I would say that clearly some old media types can’t or don’t want to make the distinctions between posts and comments. I understand. On the other hand,, generally speaking the tone of the post will affect the tone and content of the comments.
Recommendation: go to any newspaper's website. Most of them have comments sections in their articles now. And the comments are every bit as silly and stupid as anything you'll find in the blogosphere. Granted, there might not be as much profanity, but it's ridiculous to say that the tone of the post will affect the tone/content of the comments. Crazy people will respond in crazy ways, no matter the format. Yes, they have more of a voice on the internet, but...good with bad. Good with bad.

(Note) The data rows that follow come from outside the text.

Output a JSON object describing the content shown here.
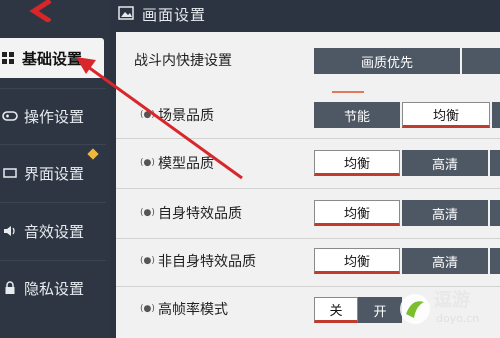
{
  "header": {
    "title": "画面设置"
  },
  "sidebar": {
    "items": [
      {
        "label": "基础设置",
        "icon": "grid-icon"
      },
      {
        "label": "操作设置",
        "icon": "gamepad-icon"
      },
      {
        "label": "界面设置",
        "icon": "screen-icon"
      },
      {
        "label": "音效设置",
        "icon": "speaker-icon"
      },
      {
        "label": "隐私设置",
        "icon": "lock-icon"
      }
    ],
    "active_index": 0
  },
  "settings": {
    "quick_settings": {
      "label": "战斗内快捷设置",
      "options": [
        "画质优先"
      ]
    },
    "scene_quality": {
      "label": "场景品质",
      "options": [
        "节能",
        "均衡"
      ],
      "selected": "均衡"
    },
    "model_quality": {
      "label": "模型品质",
      "options": [
        "均衡",
        "高清"
      ],
      "selected": "均衡"
    },
    "self_effects": {
      "label": "自身特效品质",
      "options": [
        "均衡",
        "高清"
      ],
      "selected": "均衡"
    },
    "other_effects": {
      "label": "非自身特效品质",
      "options": [
        "均衡",
        "高清"
      ],
      "selected": "均衡"
    },
    "high_fps": {
      "label": "高帧率模式",
      "options": [
        "关",
        "开"
      ],
      "selected": "关"
    }
  },
  "watermark": {
    "brand": "逗游",
    "site": "doyo.cn"
  },
  "colors": {
    "accent_red": "#c23a2c",
    "annotation_red": "#d9262b",
    "segment_dark": "#4e5864",
    "panel_bg": "#f1f1f1",
    "sidebar_bg": "#2d3642"
  }
}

By the way, this is a consistent thing with me. I decried it in talk radio. I've decried it where it comes in print. There's a difference between edgy and abusive, between being provocative and stupid, between a tough and cogent critique and something you just pull out of your ass.
All the better sides of that can be found on the web. But all the worst sides, too. Why would anybody have trouble acknowledging that?

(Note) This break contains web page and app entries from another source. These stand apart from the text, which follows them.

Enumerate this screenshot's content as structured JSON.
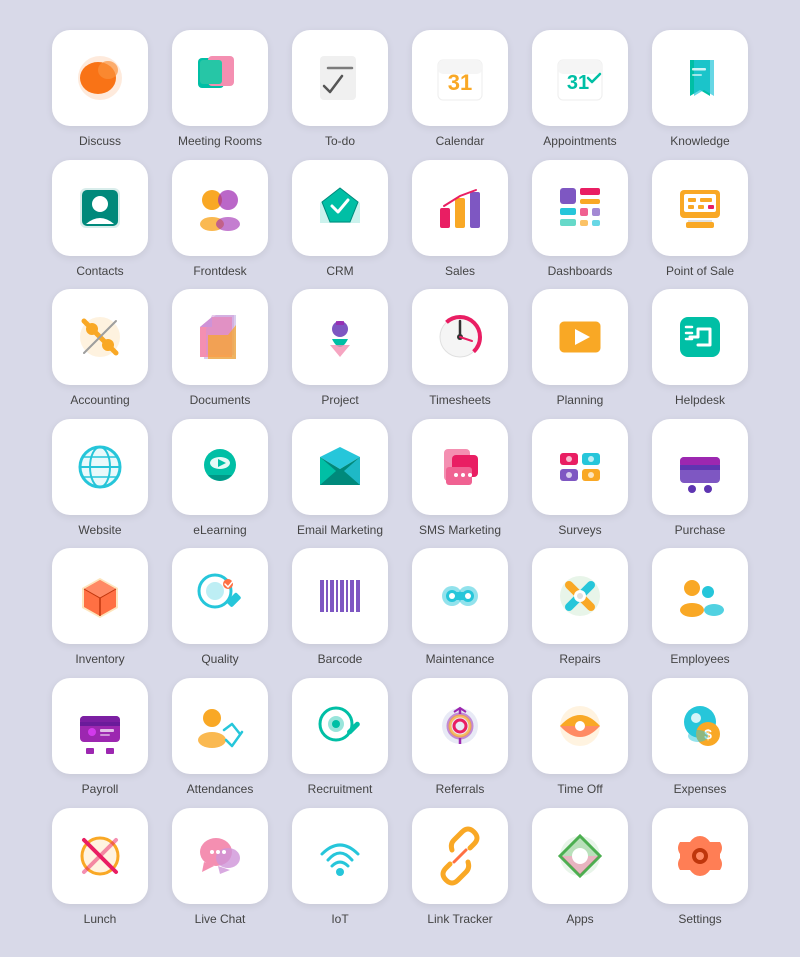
{
  "apps": [
    {
      "id": "discuss",
      "label": "Discuss"
    },
    {
      "id": "meeting-rooms",
      "label": "Meeting Rooms"
    },
    {
      "id": "to-do",
      "label": "To-do"
    },
    {
      "id": "calendar",
      "label": "Calendar"
    },
    {
      "id": "appointments",
      "label": "Appointments"
    },
    {
      "id": "knowledge",
      "label": "Knowledge"
    },
    {
      "id": "contacts",
      "label": "Contacts"
    },
    {
      "id": "frontdesk",
      "label": "Frontdesk"
    },
    {
      "id": "crm",
      "label": "CRM"
    },
    {
      "id": "sales",
      "label": "Sales"
    },
    {
      "id": "dashboards",
      "label": "Dashboards"
    },
    {
      "id": "point-of-sale",
      "label": "Point of Sale"
    },
    {
      "id": "accounting",
      "label": "Accounting"
    },
    {
      "id": "documents",
      "label": "Documents"
    },
    {
      "id": "project",
      "label": "Project"
    },
    {
      "id": "timesheets",
      "label": "Timesheets"
    },
    {
      "id": "planning",
      "label": "Planning"
    },
    {
      "id": "helpdesk",
      "label": "Helpdesk"
    },
    {
      "id": "website",
      "label": "Website"
    },
    {
      "id": "elearning",
      "label": "eLearning"
    },
    {
      "id": "email-marketing",
      "label": "Email Marketing"
    },
    {
      "id": "sms-marketing",
      "label": "SMS Marketing"
    },
    {
      "id": "surveys",
      "label": "Surveys"
    },
    {
      "id": "purchase",
      "label": "Purchase"
    },
    {
      "id": "inventory",
      "label": "Inventory"
    },
    {
      "id": "quality",
      "label": "Quality"
    },
    {
      "id": "barcode",
      "label": "Barcode"
    },
    {
      "id": "maintenance",
      "label": "Maintenance"
    },
    {
      "id": "repairs",
      "label": "Repairs"
    },
    {
      "id": "employees",
      "label": "Employees"
    },
    {
      "id": "payroll",
      "label": "Payroll"
    },
    {
      "id": "attendances",
      "label": "Attendances"
    },
    {
      "id": "recruitment",
      "label": "Recruitment"
    },
    {
      "id": "referrals",
      "label": "Referrals"
    },
    {
      "id": "time-off",
      "label": "Time Off"
    },
    {
      "id": "expenses",
      "label": "Expenses"
    },
    {
      "id": "lunch",
      "label": "Lunch"
    },
    {
      "id": "live-chat",
      "label": "Live Chat"
    },
    {
      "id": "iot",
      "label": "IoT"
    },
    {
      "id": "link-tracker",
      "label": "Link Tracker"
    },
    {
      "id": "apps",
      "label": "Apps"
    },
    {
      "id": "settings",
      "label": "Settings"
    }
  ]
}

I really don't think anybody has trouble acknowledging that.
Now I’ll also say this. This notion that the motivation for every critique of the blogosphere is that old-line types are threatened, I'd like to ask the question: Why would I be threatened? Anyone who knows me knows I don't view the world this way.
Well...then what IS the problem? If Buzz Bissinger weren't threatened in some way...then what the hell was he so hot and bothered about? Profanity? Surely not. He wouldn't come onto an HBO show and rail against profanity (while using profanity), would he? Again, you wouldn't host an HBO show if you were that much against profanity, would you?
If I were threatened by anything it would be the proliferation of sports programs on cable.
Well...we can agree on that.
I think a lot of the blogger types want a straw man. Unfortunately, Bissinger handed it to them.
First of all, Bissinger proved that whatever 'straw man' exists isn't actually a straw man because...it actually exists. Second of all, you're too smart to miss the overall point this badly.
But in my case, this notion that Costas bashes bloggers, or he hates the blogosphere, that’s just false.
Prove it, then. Invite Will Leitsch (and others) back onto your show for another discussion, and try listening to what they have to say this time. You couldn't have done Leitsch a bigger favor by inviting him on to get blindsided (by both Bissinger and you). He was looking for a real discussion--give him one. I've always liked you, Bob, in part because you're so damn smart. And because you're smart, I want to give you another chance to make your point. But make it to them and let them respond.